» **Task prompt**
Determine the number of lines below that contain the string "avatar", and state only that number.

» **Excerpts from an interface dataset**

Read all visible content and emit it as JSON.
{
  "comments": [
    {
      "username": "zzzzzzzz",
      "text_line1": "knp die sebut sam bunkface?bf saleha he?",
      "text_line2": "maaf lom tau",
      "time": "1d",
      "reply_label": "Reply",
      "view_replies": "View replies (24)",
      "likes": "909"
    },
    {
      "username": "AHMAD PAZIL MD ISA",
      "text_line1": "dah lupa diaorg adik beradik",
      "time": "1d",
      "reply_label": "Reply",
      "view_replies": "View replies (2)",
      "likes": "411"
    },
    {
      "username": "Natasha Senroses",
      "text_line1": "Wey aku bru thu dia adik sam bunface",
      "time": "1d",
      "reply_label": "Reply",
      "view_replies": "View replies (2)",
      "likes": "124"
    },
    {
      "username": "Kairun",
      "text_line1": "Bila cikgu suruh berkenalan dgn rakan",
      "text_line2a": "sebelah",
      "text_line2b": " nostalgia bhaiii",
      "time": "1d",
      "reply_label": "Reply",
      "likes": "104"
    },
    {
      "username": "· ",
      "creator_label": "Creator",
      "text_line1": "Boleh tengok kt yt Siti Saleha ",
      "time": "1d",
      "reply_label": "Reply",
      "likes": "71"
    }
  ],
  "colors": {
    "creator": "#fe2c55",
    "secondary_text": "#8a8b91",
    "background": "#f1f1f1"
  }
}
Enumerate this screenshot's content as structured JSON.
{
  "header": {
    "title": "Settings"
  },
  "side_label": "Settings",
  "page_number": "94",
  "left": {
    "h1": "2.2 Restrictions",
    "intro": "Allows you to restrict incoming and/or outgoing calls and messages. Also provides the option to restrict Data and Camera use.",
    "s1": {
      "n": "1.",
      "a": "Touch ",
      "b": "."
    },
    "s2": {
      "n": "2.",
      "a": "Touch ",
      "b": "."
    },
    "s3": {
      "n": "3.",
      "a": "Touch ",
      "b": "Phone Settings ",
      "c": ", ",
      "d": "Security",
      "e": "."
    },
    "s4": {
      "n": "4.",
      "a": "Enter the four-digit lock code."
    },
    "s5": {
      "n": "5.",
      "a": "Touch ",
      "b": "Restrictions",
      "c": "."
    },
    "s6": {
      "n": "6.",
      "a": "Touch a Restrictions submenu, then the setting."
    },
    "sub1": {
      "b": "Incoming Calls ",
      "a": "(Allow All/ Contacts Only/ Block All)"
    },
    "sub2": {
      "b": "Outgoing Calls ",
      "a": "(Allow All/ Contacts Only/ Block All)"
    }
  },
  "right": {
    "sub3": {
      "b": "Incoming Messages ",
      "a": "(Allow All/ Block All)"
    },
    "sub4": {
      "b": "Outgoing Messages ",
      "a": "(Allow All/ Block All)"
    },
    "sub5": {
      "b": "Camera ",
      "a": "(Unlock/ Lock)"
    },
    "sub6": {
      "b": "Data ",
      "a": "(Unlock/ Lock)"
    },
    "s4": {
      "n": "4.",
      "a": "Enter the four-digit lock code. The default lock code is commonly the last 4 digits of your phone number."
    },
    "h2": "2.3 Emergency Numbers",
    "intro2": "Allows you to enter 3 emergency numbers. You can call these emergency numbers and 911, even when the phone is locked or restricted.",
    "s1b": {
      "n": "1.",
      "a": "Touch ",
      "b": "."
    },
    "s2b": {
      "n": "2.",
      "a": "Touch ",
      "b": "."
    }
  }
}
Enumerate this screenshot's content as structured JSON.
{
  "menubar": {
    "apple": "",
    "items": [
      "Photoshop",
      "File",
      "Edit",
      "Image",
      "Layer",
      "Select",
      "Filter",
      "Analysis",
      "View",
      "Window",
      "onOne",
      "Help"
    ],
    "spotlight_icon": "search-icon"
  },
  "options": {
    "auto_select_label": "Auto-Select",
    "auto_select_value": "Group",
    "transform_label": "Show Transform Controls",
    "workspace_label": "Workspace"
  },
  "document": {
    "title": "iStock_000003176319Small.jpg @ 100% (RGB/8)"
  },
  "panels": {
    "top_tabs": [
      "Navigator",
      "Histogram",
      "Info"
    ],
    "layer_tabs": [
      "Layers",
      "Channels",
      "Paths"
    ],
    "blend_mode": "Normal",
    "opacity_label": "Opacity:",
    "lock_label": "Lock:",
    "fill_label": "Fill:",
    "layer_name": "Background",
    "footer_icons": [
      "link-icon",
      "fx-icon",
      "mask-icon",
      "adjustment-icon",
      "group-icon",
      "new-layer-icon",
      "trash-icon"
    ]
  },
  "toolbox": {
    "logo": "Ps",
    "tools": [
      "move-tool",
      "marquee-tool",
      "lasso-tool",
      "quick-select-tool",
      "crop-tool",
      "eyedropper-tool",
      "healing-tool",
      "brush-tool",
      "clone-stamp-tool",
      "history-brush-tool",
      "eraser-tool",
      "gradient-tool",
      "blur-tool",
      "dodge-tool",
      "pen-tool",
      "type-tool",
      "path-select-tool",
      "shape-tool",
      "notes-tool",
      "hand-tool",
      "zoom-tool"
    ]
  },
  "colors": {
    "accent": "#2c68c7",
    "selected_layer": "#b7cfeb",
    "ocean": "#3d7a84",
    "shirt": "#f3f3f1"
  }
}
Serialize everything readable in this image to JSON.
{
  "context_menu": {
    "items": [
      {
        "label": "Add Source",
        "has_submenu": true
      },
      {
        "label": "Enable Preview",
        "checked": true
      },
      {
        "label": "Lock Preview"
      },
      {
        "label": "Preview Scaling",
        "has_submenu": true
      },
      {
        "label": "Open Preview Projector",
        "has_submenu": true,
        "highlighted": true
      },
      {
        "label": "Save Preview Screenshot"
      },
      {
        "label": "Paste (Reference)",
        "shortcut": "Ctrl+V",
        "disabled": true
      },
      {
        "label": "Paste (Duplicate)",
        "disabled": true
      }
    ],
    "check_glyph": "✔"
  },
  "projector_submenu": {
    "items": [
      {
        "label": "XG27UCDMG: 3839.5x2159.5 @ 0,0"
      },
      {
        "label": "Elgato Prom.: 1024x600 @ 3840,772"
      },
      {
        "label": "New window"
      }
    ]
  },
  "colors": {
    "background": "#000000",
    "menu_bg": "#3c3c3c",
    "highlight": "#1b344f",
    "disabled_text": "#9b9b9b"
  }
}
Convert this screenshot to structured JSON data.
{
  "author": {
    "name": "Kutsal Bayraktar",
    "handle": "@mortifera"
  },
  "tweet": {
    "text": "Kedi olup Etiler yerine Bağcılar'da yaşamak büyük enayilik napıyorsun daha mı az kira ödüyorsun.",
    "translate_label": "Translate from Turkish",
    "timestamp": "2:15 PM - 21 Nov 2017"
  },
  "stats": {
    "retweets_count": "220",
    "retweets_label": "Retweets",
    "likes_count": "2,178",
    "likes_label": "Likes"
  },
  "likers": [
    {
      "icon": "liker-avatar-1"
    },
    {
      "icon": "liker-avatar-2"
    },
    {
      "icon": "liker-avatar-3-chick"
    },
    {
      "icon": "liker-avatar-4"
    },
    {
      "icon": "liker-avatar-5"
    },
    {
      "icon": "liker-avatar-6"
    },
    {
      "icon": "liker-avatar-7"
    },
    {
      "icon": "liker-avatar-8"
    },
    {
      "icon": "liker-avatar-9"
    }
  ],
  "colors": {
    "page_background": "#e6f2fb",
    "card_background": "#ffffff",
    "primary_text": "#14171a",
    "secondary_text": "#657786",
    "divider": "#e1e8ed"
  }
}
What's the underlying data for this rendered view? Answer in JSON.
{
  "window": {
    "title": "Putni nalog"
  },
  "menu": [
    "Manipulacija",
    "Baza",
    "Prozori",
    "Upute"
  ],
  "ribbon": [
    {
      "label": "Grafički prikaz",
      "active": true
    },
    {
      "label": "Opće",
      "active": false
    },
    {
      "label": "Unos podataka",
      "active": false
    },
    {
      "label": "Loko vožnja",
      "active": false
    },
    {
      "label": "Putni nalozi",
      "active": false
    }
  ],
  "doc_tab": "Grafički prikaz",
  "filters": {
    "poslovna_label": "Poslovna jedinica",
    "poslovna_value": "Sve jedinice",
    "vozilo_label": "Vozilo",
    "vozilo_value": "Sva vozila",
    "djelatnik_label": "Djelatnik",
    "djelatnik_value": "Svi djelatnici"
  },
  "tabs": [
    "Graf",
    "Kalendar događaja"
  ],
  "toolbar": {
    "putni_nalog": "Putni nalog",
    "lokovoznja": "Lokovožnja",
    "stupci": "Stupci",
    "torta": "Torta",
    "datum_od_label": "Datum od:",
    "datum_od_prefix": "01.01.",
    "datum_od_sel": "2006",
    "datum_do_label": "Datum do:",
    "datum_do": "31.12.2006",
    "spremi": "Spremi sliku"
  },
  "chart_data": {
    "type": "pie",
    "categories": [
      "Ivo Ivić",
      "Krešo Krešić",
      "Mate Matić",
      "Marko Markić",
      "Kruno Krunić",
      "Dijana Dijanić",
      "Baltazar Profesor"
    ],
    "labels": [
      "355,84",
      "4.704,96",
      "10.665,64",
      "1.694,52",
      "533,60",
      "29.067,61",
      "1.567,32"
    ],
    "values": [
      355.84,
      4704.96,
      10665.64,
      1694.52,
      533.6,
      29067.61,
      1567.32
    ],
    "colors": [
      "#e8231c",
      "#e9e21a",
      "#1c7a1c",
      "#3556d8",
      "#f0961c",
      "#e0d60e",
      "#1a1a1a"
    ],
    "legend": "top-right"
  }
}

» **Exercise result**
9